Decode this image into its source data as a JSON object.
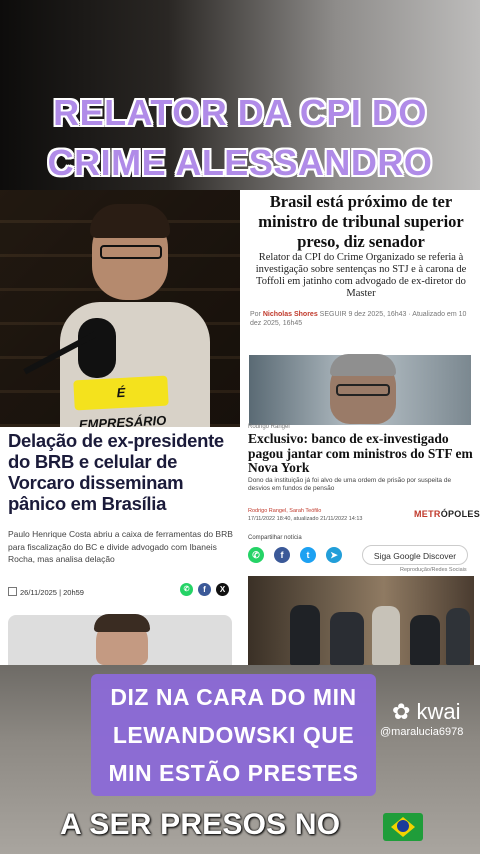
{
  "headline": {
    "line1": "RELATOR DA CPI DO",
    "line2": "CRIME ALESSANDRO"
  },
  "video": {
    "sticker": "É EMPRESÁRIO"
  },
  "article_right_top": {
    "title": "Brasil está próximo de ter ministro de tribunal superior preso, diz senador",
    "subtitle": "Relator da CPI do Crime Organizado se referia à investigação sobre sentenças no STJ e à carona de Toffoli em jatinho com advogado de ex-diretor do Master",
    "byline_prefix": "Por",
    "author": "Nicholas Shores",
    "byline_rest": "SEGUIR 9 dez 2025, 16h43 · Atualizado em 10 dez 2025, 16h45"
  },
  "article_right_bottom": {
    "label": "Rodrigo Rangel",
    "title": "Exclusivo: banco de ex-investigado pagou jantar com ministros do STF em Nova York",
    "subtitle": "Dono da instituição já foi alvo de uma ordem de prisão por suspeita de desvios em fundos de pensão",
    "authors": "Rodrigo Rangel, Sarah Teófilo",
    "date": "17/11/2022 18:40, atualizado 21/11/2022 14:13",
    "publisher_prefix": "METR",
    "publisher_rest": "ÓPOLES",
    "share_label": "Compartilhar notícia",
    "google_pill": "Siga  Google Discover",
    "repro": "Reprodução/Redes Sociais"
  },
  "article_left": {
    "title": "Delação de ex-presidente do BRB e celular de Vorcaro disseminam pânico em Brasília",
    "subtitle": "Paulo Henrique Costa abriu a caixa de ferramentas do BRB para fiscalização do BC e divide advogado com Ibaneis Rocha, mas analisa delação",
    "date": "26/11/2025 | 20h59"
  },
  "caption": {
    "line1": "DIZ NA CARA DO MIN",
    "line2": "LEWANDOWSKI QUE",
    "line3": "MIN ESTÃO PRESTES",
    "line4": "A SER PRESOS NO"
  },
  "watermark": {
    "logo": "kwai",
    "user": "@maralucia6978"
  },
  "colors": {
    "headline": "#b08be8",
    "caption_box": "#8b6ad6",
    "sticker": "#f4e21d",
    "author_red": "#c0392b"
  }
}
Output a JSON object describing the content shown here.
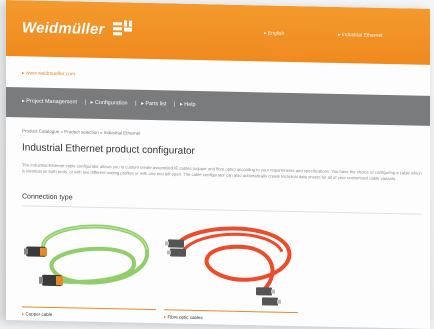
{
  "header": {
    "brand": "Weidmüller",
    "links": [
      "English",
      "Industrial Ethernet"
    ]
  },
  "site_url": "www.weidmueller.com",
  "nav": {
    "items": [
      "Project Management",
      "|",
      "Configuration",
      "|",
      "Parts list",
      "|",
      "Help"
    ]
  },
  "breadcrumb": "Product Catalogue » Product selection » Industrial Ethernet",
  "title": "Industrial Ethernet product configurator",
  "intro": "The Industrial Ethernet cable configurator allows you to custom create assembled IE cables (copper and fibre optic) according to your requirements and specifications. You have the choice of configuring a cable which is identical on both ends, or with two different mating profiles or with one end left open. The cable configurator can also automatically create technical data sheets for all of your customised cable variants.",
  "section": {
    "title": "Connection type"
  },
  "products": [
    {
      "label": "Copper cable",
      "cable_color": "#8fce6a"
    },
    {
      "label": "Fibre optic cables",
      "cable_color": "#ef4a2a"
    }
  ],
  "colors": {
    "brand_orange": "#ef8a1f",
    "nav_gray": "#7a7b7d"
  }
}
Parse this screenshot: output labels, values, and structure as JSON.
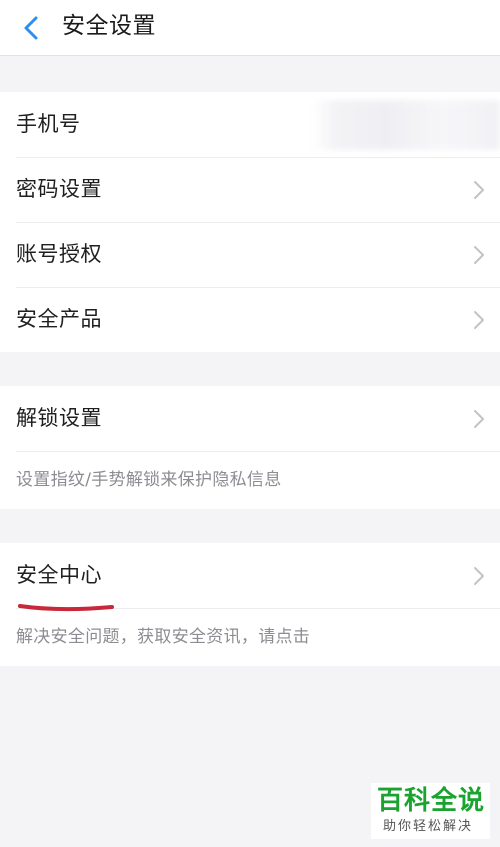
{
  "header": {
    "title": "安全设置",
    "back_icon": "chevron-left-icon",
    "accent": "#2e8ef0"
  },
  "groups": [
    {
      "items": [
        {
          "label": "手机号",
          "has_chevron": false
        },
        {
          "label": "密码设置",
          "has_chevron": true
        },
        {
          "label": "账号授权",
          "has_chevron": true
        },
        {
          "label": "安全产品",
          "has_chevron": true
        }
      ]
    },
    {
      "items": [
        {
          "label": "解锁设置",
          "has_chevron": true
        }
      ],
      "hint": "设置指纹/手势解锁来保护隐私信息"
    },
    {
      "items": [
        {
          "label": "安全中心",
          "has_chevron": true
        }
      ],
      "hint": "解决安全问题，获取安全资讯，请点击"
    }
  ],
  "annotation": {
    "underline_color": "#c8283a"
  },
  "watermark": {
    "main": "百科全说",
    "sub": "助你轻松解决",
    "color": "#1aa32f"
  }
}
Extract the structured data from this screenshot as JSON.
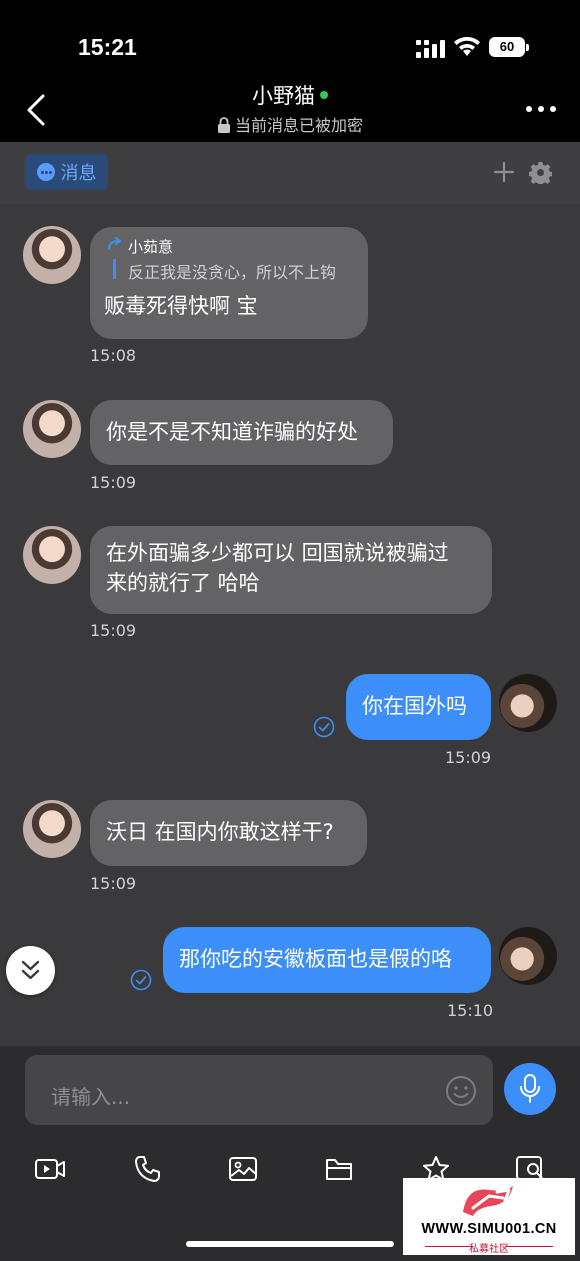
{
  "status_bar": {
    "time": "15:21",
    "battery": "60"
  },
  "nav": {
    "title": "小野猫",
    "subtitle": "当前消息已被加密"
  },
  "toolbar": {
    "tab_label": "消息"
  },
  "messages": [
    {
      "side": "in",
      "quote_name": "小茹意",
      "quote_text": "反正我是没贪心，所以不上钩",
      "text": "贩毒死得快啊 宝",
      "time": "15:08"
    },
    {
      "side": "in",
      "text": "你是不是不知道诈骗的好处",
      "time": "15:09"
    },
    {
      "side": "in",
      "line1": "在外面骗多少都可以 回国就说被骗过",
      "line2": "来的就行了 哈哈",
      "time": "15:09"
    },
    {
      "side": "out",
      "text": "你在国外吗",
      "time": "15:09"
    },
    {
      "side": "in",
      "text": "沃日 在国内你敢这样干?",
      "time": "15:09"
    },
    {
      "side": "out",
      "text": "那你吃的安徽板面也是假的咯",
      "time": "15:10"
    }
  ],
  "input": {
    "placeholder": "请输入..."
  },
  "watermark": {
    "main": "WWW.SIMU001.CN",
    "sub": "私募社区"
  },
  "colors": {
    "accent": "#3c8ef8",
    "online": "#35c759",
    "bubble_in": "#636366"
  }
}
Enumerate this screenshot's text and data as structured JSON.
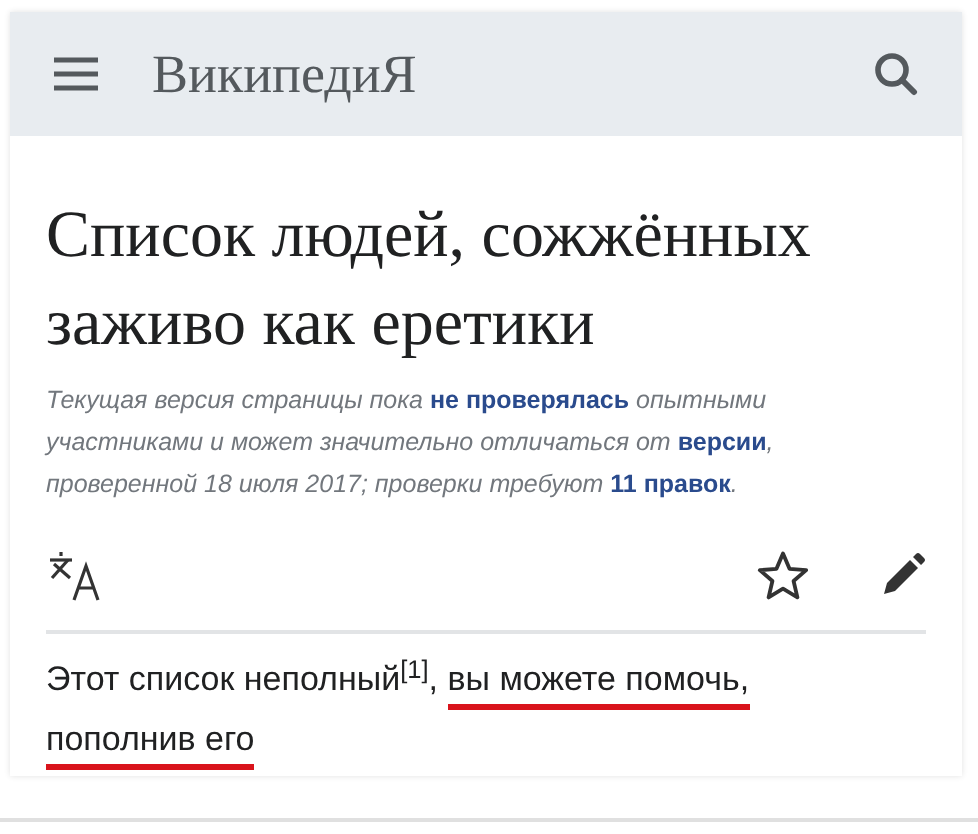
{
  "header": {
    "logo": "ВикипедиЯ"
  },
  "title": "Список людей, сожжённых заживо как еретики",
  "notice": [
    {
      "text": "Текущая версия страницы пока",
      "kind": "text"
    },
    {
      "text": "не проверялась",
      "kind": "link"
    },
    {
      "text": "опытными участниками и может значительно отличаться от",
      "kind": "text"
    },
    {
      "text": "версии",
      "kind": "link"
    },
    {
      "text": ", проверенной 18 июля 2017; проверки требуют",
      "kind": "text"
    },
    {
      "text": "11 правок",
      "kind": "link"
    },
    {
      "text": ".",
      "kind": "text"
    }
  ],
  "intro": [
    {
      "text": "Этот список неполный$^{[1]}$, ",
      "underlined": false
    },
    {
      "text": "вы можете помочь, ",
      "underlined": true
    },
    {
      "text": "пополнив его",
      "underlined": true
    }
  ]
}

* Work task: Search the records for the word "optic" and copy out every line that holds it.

* Answer box:
  "intro": "The Industrial Ethernet cable configurator allows you to custom create assembled IE cables (copper and fibre optic) according to your requirements and specifications. You have the choice of configuring a cable which is identical on both ends, or with two different mating profiles or with one end left open. The cable configurator can also automatically create technical data sheets for all of your customised cable variants.",
      "label": "Fibre optic cables",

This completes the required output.